Items listed in a dataset:
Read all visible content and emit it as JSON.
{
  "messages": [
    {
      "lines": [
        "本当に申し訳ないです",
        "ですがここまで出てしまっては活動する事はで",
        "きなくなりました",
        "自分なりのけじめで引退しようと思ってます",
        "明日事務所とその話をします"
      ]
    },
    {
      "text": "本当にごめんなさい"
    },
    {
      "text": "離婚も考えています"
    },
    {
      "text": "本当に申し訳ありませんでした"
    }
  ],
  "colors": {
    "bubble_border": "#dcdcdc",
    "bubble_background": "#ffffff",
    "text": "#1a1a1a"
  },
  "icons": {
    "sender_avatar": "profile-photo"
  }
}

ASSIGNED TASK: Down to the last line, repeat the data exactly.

REPLY TO THE EXERCISE:
Read all visible content and emit it as JSON.
{
  "messages": [
    {
      "lines": [
        "本当に申し訳ないです",
        "ですがここまで出てしまっては活動する事はで",
        "きなくなりました",
        "自分なりのけじめで引退しようと思ってます",
        "明日事務所とその話をします"
      ]
    },
    {
      "text": "本当にごめんなさい"
    },
    {
      "text": "離婚も考えています"
    },
    {
      "text": "本当に申し訳ありませんでした"
    }
  ],
  "colors": {
    "bubble_border": "#dcdcdc",
    "bubble_background": "#ffffff",
    "text": "#1a1a1a"
  },
  "icons": {
    "sender_avatar": "profile-photo"
  }
}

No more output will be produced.